WE PRESENT instructions for the assembly of sandwiches from Salads, Sandwiches and Chafing Dish Recipes, Copyright 1916, now in the public domain for the delectation of all, written by Marion Harris Neil, M.C.A., former Cookery Editor, The Ladies’ Home Journal, author of How to Cook in Casserole Dishes, Candies and Bonbons and How to Make Them, Canning, Preserving and Pickling, and The Something-Different Dish.
ROSE PETAL SANDWICHES
Put a layer of rose leaves in the bottom of a jar or covered dish, put in one-half cupful of fresh, unsalted butter wrapped in wax paper, cover with a thick layer of rose leaves, cover closely, and leave in a cool place over night. The more fragrant the roses, the finer the flavoring imparted.
Cut the bread for these dainty sandwiches in thin strips or circles, spread each with the perfumed butter, and place several leaves from fresh roses between the slices, allowing the edges to show.
Rose-leaf conserve is delicious spread between slices of angel-cake.
Violets or clover blossoms may be used in place of the rose leaves.
If you decide to prepare and enjoy this sandwich, kindly send a picture to us at firstname.lastname@example.org.
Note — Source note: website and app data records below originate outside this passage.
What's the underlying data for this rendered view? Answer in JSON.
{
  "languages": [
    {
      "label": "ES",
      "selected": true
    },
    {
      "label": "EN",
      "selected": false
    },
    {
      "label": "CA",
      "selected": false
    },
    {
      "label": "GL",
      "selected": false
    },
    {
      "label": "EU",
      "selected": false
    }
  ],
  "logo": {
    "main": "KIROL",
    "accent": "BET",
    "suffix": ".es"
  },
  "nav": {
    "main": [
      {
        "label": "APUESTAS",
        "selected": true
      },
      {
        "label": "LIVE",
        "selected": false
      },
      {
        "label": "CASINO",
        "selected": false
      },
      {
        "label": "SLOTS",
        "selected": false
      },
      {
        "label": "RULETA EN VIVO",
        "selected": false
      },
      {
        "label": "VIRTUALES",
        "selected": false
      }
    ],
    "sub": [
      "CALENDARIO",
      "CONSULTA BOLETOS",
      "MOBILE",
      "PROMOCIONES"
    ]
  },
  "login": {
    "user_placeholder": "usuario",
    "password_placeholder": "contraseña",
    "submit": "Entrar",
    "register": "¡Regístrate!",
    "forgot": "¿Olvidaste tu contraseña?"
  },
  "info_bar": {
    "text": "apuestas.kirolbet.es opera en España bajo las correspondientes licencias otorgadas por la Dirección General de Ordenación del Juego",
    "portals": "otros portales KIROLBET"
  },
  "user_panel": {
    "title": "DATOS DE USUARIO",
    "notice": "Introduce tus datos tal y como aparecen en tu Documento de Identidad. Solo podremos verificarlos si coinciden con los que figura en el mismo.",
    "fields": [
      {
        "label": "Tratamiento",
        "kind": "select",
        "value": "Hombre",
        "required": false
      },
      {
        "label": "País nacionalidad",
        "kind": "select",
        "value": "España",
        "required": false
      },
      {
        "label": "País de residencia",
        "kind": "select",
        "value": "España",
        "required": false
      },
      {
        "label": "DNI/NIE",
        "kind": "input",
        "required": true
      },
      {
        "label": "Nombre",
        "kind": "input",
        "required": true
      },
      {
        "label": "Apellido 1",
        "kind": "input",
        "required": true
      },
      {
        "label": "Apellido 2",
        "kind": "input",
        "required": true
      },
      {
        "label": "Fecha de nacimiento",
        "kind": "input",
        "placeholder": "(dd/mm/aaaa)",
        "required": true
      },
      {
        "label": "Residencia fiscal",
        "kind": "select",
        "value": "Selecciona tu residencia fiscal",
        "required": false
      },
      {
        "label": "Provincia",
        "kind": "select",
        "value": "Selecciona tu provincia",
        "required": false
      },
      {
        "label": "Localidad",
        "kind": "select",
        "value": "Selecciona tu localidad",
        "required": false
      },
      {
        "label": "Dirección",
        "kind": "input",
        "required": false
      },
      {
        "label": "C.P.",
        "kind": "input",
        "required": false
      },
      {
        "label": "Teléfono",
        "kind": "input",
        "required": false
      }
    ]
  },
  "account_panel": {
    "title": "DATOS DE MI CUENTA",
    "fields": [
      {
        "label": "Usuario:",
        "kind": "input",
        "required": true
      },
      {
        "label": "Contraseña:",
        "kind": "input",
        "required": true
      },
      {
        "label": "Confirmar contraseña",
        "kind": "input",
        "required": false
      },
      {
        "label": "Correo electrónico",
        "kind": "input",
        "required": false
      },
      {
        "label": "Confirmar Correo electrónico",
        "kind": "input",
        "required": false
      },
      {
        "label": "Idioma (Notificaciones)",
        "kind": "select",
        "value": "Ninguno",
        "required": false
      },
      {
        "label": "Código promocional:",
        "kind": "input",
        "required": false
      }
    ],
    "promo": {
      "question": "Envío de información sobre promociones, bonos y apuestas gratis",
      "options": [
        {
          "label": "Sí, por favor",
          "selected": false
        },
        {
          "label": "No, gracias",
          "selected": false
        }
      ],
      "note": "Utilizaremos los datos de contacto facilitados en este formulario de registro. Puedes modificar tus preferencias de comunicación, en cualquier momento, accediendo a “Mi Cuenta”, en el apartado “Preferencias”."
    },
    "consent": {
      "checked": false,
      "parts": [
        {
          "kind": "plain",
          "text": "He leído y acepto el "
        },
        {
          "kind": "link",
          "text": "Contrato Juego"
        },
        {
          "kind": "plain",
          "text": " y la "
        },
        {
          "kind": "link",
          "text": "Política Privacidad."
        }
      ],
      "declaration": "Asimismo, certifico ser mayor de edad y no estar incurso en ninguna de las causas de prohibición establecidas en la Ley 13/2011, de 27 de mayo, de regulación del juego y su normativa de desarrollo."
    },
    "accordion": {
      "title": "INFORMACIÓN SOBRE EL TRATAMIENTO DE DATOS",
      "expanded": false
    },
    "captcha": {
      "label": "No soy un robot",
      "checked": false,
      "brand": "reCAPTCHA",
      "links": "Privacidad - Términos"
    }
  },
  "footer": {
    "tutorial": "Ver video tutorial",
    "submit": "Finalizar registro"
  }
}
Are "rose leaves" synonymous with "rose petals"? Does that hold for every other flower?